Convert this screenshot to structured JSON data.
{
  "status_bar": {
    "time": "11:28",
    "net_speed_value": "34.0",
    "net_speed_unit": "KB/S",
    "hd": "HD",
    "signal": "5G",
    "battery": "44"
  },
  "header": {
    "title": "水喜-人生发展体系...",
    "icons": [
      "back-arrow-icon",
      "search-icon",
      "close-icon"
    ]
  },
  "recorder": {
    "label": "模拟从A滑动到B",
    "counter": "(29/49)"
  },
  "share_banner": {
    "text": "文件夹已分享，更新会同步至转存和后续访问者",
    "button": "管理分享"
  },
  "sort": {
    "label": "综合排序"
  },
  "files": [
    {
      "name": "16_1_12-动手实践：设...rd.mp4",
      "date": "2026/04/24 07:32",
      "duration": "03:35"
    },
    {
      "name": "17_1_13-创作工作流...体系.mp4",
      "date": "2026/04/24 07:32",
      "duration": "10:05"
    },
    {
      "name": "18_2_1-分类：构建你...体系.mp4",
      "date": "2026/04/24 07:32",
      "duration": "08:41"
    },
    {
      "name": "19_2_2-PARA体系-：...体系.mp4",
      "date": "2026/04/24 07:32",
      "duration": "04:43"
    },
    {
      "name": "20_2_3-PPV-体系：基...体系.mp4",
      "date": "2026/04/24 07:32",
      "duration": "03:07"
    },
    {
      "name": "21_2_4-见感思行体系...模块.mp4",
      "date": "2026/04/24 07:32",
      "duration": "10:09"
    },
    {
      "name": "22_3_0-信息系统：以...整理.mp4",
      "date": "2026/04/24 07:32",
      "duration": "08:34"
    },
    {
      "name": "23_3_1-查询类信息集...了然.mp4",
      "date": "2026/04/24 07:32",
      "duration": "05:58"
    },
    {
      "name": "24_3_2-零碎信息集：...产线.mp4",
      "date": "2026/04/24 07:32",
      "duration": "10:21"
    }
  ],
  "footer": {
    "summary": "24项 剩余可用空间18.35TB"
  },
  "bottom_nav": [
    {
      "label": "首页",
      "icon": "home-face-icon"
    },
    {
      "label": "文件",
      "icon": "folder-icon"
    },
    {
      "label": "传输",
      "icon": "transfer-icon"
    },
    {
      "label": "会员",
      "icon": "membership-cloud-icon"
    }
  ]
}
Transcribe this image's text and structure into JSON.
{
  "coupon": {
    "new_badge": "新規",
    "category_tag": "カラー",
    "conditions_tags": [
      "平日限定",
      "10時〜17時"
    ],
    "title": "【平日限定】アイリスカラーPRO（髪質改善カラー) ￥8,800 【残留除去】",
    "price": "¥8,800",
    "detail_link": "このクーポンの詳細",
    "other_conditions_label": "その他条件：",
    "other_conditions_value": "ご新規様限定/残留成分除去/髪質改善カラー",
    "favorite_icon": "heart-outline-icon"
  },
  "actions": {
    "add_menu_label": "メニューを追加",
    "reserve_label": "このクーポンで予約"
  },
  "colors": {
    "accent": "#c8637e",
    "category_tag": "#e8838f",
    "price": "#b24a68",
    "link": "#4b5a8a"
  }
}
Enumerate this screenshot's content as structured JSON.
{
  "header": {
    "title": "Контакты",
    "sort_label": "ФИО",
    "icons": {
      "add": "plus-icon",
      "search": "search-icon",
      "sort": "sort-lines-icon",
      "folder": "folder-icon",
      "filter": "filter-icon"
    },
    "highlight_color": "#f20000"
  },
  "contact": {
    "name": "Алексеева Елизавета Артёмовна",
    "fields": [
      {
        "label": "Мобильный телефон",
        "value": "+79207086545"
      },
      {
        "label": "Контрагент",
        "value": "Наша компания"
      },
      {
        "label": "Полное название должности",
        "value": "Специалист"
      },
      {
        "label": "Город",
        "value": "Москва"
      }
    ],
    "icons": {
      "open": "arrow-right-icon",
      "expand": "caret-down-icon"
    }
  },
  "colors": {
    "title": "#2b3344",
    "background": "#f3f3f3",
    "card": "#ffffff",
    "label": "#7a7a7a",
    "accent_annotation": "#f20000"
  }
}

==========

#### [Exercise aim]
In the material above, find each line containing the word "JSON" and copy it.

#### [Finished exercise]
Convert this screenshot to structured JSON data.
Transcribe this image's text and structure into JSON.
Enumerate this screenshot's content as structured JSON.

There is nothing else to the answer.